Deposits are all-important
“Many providers are simply not lending against new builds now,” said Lynsey Sweales, director of buy-to-let mortgage broker, The Money Centre. 

With tightened lending criteria, a sizeable deposit is more important than ever for buy-to-let investors. “All borrowers need at least a 15%-20% deposit now,” adds Sweales.

It looks like the worse it yet to come and Sweales believes we’ll see more buy-to-let deals pulled from the market or become more expensive. “It’s likely to get worse before it gets better because there’s a huge lack of confidence in the market, but there is opportunity for savvy investors.”

The key for potential investors is to research the local housing market thoroughly to avoid purchasing the wrong type of property. “People have been too tempted by the discounts offered on new builds, but this isn’t the way to go,” explains Sweales. “Make friends with a letting agent and ask what type of property is in demand at the moment.
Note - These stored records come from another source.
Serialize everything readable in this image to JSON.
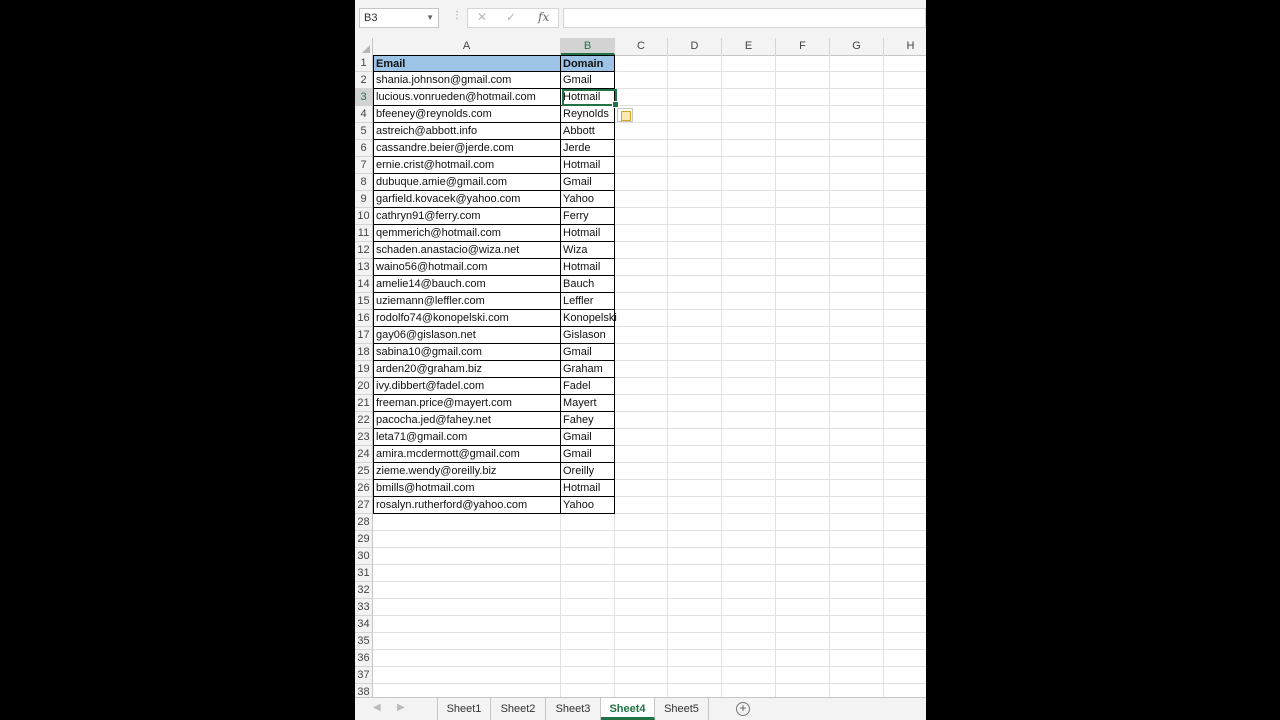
{
  "formula_bar": {
    "name_box": "B3",
    "cancel_icon": "✕",
    "enter_icon": "✓",
    "fx_label": "fx",
    "formula": ""
  },
  "columns": [
    "A",
    "B",
    "C",
    "D",
    "E",
    "F",
    "G",
    "H"
  ],
  "header_row": {
    "email": "Email",
    "domain": "Domain"
  },
  "records": [
    [
      "shania.johnson@gmail.com",
      "Gmail"
    ],
    [
      "lucious.vonrueden@hotmail.com",
      "Hotmail"
    ],
    [
      "bfeeney@reynolds.com",
      "Reynolds"
    ],
    [
      "astreich@abbott.info",
      "Abbott"
    ],
    [
      "cassandre.beier@jerde.com",
      "Jerde"
    ],
    [
      "ernie.crist@hotmail.com",
      "Hotmail"
    ],
    [
      "dubuque.amie@gmail.com",
      "Gmail"
    ],
    [
      "garfield.kovacek@yahoo.com",
      "Yahoo"
    ],
    [
      "cathryn91@ferry.com",
      "Ferry"
    ],
    [
      "qemmerich@hotmail.com",
      "Hotmail"
    ],
    [
      "schaden.anastacio@wiza.net",
      "Wiza"
    ],
    [
      "waino56@hotmail.com",
      "Hotmail"
    ],
    [
      "amelie14@bauch.com",
      "Bauch"
    ],
    [
      "uziemann@leffler.com",
      "Leffler"
    ],
    [
      "rodolfo74@konopelski.com",
      "Konopelski"
    ],
    [
      "gay06@gislason.net",
      "Gislason"
    ],
    [
      "sabina10@gmail.com",
      "Gmail"
    ],
    [
      "arden20@graham.biz",
      "Graham"
    ],
    [
      "ivy.dibbert@fadel.com",
      "Fadel"
    ],
    [
      "freeman.price@mayert.com",
      "Mayert"
    ],
    [
      "pacocha.jed@fahey.net",
      "Fahey"
    ],
    [
      "leta71@gmail.com",
      "Gmail"
    ],
    [
      "amira.mcdermott@gmail.com",
      "Gmail"
    ],
    [
      "zieme.wendy@oreilly.biz",
      "Oreilly"
    ],
    [
      "bmills@hotmail.com",
      "Hotmail"
    ],
    [
      "rosalyn.rutherford@yahoo.com",
      "Yahoo"
    ]
  ],
  "row_numbers": [
    "1",
    "2",
    "3",
    "4",
    "5",
    "6",
    "7",
    "8",
    "9",
    "10",
    "11",
    "12",
    "13",
    "14",
    "15",
    "16",
    "17",
    "18",
    "19",
    "20",
    "21",
    "22",
    "23",
    "24",
    "25",
    "26",
    "27",
    "28",
    "29",
    "30",
    "31",
    "32",
    "33",
    "34",
    "35",
    "36",
    "37",
    "38"
  ],
  "selected_cell": {
    "column": "B",
    "row": "3"
  },
  "sheets": [
    "Sheet1",
    "Sheet2",
    "Sheet3",
    "Sheet4",
    "Sheet5"
  ],
  "active_sheet": "Sheet4",
  "add_sheet_icon": "+",
  "colors": {
    "accent": "#217346",
    "header_fill": "#9dc3e6"
  }
}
I would go for something like a town or city centre terrace, where there is still likely to be room to negotiate on price.”

There is still a range of buy-to-let deals available but it is advised to speak to an independent mortgage broker to find the best value mortgage deals and prior notice of which products may soon be pulled from the market. 

Aside from a deposit, Sweales says it is crucial to build up a reserve cash fund to cover repairs, maintenance and void periods. 

“Ultimately, it’s important to remember that property is a long term investment, which you should be looking to hold on to for around 10-15 years,” says Sweales. “The short-term profits we saw before the credit crunch have come to an end but there is still potential.”

Add new comment